La produzione di IIT ad oggi vanta circa 6990 pubblicazioni, oltre 130 finanziamenti Europei e 11 ERC, più di 350 domande di brevetto attive, oltre 12 start up costituite e altrettante in fase di lancio. Dal 2009 l’attività scientifica è stata ulteriormente rafforzata con la creazione di dieci centri di ricerca nel territorio nazionale (a Torino, Milano, Trento, Parma, Roma, Pisa, Napoli, Lecce, Ferrara) e internazionale (MIT ed Harvard negli USA) che, unitamente al Laboratorio Centrale di Genova, sviluppano i programmi di ricerca del piano scientifico 2015-2017.

IIT: the numbers

Istituto Italiano di Tecnologia (IIT) is a public research institute that adopts the organizational model of a private law foundation. IIT is overseen by Ministero dell'Istruzione, dell'Università e della Ricerca and Ministero dell'Economia e delle Finanze (the Italian Ministries of Education, Economy and Finance).  The Institute was set up according to Italian law 326/2003 with the objective of promoting excellence in basic and applied research andfostering Italy’s economic development. Construction of the Laboratories started in 2006 and finished in 2009.

IIT has an overall staff of about 1,440 people. The scientific staff covers about 85% of the total. Out of 45% of researchers coming from abroad 29% are foreigners coming from more than 50 countries and 16% are returned Italians. The scientific staff currently consists of approximately 60 Principal Investigators110 researchers and technologists350 post-docs and 500 PhD students and grant holders and 130 technicians. External funding has allowed the creation of more than 330 positions . The average age is 34 and the gender balance proportion  is 41% female against 59% male.

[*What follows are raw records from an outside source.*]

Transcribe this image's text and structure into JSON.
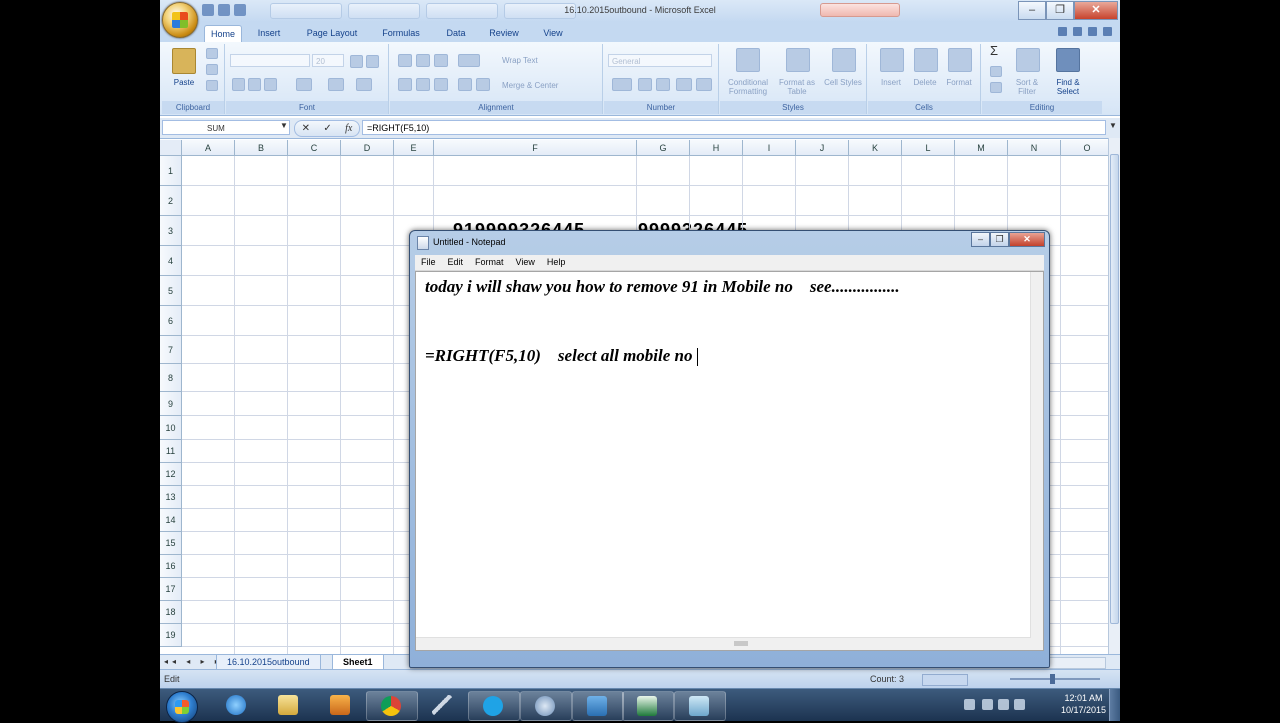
{
  "excel": {
    "title": "16.10.2015outbound - Microsoft Excel",
    "tabs": [
      "Home",
      "Insert",
      "Page Layout",
      "Formulas",
      "Data",
      "Review",
      "View"
    ],
    "ribbon": {
      "paste_label": "Paste",
      "font_name": "",
      "font_size": "20",
      "wrap_text": "Wrap Text",
      "merge_center": "Merge & Center",
      "number_format": "General",
      "conditional_formatting": "Conditional Formatting",
      "format_as_table": "Format as Table",
      "cell_styles": "Cell Styles",
      "insert": "Insert",
      "delete": "Delete",
      "format": "Format",
      "sort_filter": "Sort & Filter",
      "find_select": "Find & Select",
      "groups": [
        "Clipboard",
        "Font",
        "Alignment",
        "Number",
        "Styles",
        "Cells",
        "Editing"
      ]
    },
    "name_box": "SUM",
    "formula": "=RIGHT(F5,10)",
    "columns": [
      "A",
      "B",
      "C",
      "D",
      "E",
      "F",
      "G",
      "H",
      "I",
      "J",
      "K",
      "L",
      "M",
      "N",
      "O"
    ],
    "rows": [
      "1",
      "2",
      "3",
      "4",
      "5",
      "6",
      "7",
      "8",
      "9",
      "10",
      "11",
      "12",
      "13",
      "14",
      "15",
      "16",
      "17",
      "18",
      "19"
    ],
    "cells": {
      "F3": "919999326445",
      "G3": "9999326445"
    },
    "sheet_tabs": [
      "16.10.2015outbound",
      "Sheet1"
    ],
    "status_mode": "Edit",
    "status_count": "Count: 3"
  },
  "notepad": {
    "title": "Untitled - Notepad",
    "menu": [
      "File",
      "Edit",
      "Format",
      "View",
      "Help"
    ],
    "line1": "today i will shaw you how to remove 91 in Mobile no    see................",
    "line2": "=RIGHT(F5,10)    select all mobile no"
  },
  "taskbar": {
    "time": "12:01 AM",
    "date": "10/17/2015"
  },
  "colors": {
    "ribbon_blue": "#c4d9f1",
    "excel_green": "#1f7a3b",
    "taskbar": "#1c3350"
  },
  "icons": [
    "office-button-icon",
    "save-icon",
    "undo-icon",
    "redo-icon",
    "paste-icon",
    "cut-icon",
    "copy-icon",
    "format-painter-icon",
    "bold-icon",
    "italic-icon",
    "underline-icon",
    "sigma-icon",
    "find-icon",
    "chrome-icon",
    "ie-icon",
    "folder-icon",
    "media-player-icon",
    "skype-icon",
    "excel-icon",
    "notepad-icon",
    "network-icon",
    "volume-icon",
    "flag-icon"
  ]
}
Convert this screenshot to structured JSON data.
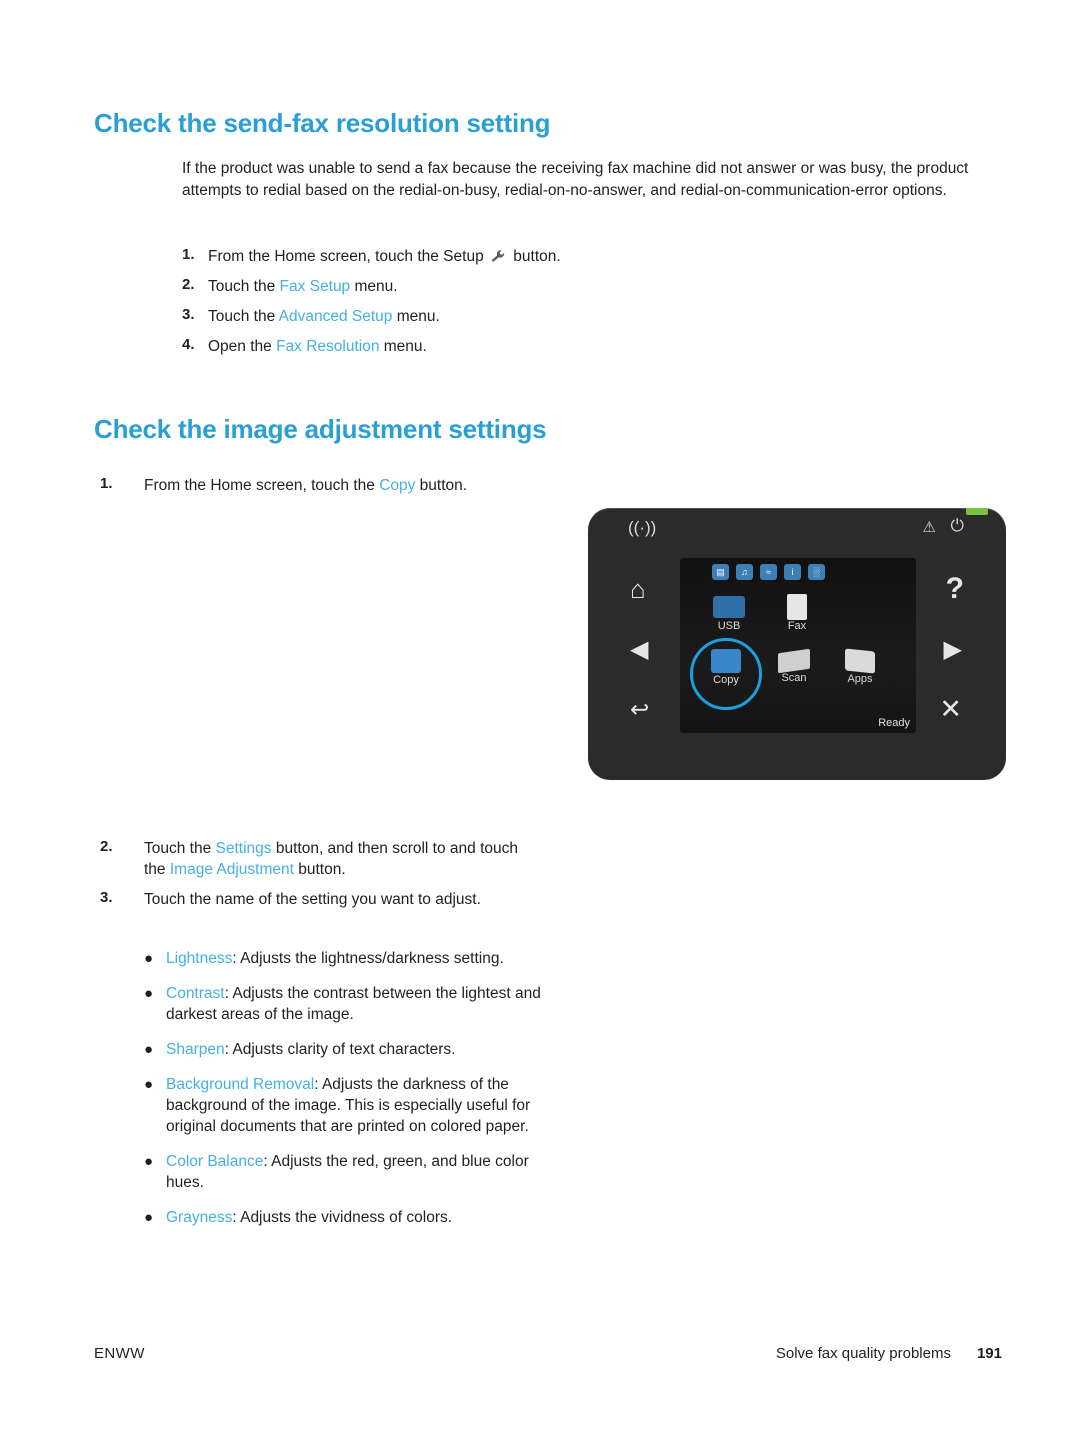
{
  "document": {
    "headings": {
      "send_fax": "Check the send-fax resolution setting",
      "image_adjustment": "Check the image adjustment settings"
    },
    "intro_paragraph": "If the product was unable to send a fax because the receiving fax machine did not answer or was busy, the product attempts to redial based on the redial-on-busy, redial-on-no-answer, and redial-on-communication-error options.",
    "send_fax_steps": [
      {
        "num": "1.",
        "pre": "From the Home screen, touch the Setup ",
        "link": "",
        "post": " button."
      },
      {
        "num": "2.",
        "pre": "Touch the ",
        "link": "Fax Setup",
        "post": " menu."
      },
      {
        "num": "3.",
        "pre": "Touch the ",
        "link": "Advanced Setup",
        "post": " menu."
      },
      {
        "num": "4.",
        "pre": "Open the ",
        "link": "Fax Resolution",
        "post": " menu."
      }
    ],
    "image_steps_first": [
      {
        "num": "1.",
        "pre": "From the Home screen, touch the ",
        "link": "Copy",
        "post": " button."
      }
    ],
    "image_steps_rest": [
      {
        "num": "2.",
        "pre": "Touch the ",
        "link": "Settings",
        "post": " button, and then scroll to and touch the ",
        "link2": "Image Adjustment",
        "post2": " button."
      },
      {
        "num": "3.",
        "pre": "Touch the name of the setting you want to adjust.",
        "link": "",
        "post": ""
      }
    ],
    "bullets": [
      {
        "term": "Lightness",
        "desc": ": Adjusts the lightness/darkness setting."
      },
      {
        "term": "Contrast",
        "desc": ": Adjusts the contrast between the lightest and darkest areas of the image."
      },
      {
        "term": "Sharpen",
        "desc": ": Adjusts clarity of text characters."
      },
      {
        "term": "Background Removal",
        "desc": ": Adjusts the darkness of the background of the image. This is especially useful for original documents that are printed on colored paper."
      },
      {
        "term": "Color Balance",
        "desc": ": Adjusts the red, green, and blue color hues."
      },
      {
        "term": "Grayness",
        "desc": ": Adjusts the vividness of colors."
      }
    ],
    "footer": {
      "left": "ENWW",
      "right": "Solve fax quality problems",
      "page": "191"
    }
  },
  "control_panel": {
    "top_icons": {
      "wireless": "((·))",
      "warning": "⚠",
      "power": "⏻"
    },
    "nav_buttons": {
      "home": "⌂",
      "left": "◀",
      "back": "↩",
      "help": "?",
      "right": "▶",
      "cancel": "✕"
    },
    "screen": {
      "status_icons": [
        "▤",
        "♫",
        "≈",
        "i",
        "░"
      ],
      "tiles": [
        {
          "label": "USB"
        },
        {
          "label": "Fax"
        },
        {
          "label": "Copy"
        },
        {
          "label": "Scan"
        },
        {
          "label": "Apps"
        }
      ],
      "status_text": "Ready",
      "highlight_target": "Copy"
    },
    "colors": {
      "accent_blue": "#45b0e3",
      "heading_blue": "#2a9fd6",
      "panel_body": "#2b2b2b",
      "green_led": "#7ac143"
    }
  }
}
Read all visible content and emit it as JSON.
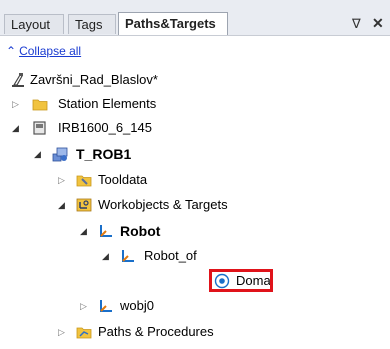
{
  "tabs": [
    {
      "label": "Layout"
    },
    {
      "label": "Tags"
    },
    {
      "label": "Paths&Targets"
    }
  ],
  "window_controls": {
    "pin": "⩟",
    "close": "✕"
  },
  "collapse_all": {
    "label": "Collapse all"
  },
  "tree": {
    "station": "Završni_Rad_Blaslov*",
    "station_elements": "Station Elements",
    "robot": "IRB1600_6_145",
    "task": "T_ROB1",
    "tooldata": "Tooldata",
    "workobjects": "Workobjects & Targets",
    "wobj_robot": "Robot",
    "robot_of": "Robot_of",
    "target": "Doma",
    "wobj0": "wobj0",
    "paths": "Paths & Procedures"
  },
  "colors": {
    "highlight": "#e0131a",
    "link": "#1a3bd1"
  }
}
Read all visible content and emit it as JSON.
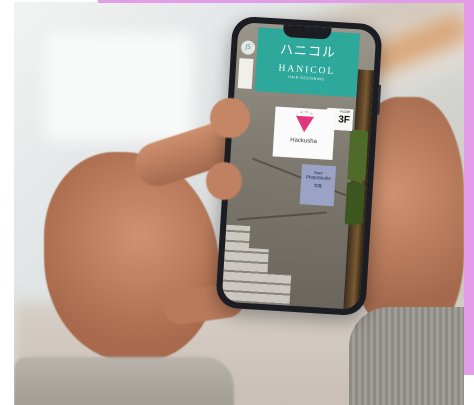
{
  "image": {
    "accent_color": "#e49bea",
    "skin_color": "#bd8060",
    "phone_color": "#1b1d22"
  },
  "phone_screen": {
    "top_sign": {
      "script_text": "ハニコル",
      "name": "HANICOL",
      "subtitle": "HAIR DESIGNING",
      "background": "#2ea89a"
    },
    "side_badge": "JS",
    "floor_sign": {
      "small": "FLOOR",
      "big": "3F"
    },
    "hack_sign": {
      "label": "Hackusha",
      "logo_color": "#e1367b"
    },
    "studio_sign": {
      "line1": "Noor",
      "line2": "PhotoStudio",
      "line3": "写真"
    }
  }
}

In 2015 IIT received 96 million euros in public funding (accounting for 80% of its budget) and obtained 22 million euros in external funding (accounting for 20% of its budget). External funding comes from 18 European Projects, other 17 national and international competitive projects and approximately 60 industrial projects.

So far IIT accounts for: about 6990 publications, more than 130 European grants and 11 ERC grants, more than 350 patents or patent applications12 up start-ups and as many  which are about to be launched. The Institute’s scientific activity has been further strengthened since 2009 with the establishment of 11 research nodes throughout Italy (Torino, Milano, Trento, Parma, Roma, Pisa, Napoli, Lecce, Ferrara) and abroad (MIT and Harvard University, USA), which, along with the Genoa-based Central Lab, implement the research programs included in the 2015-2017 Strategic Plan.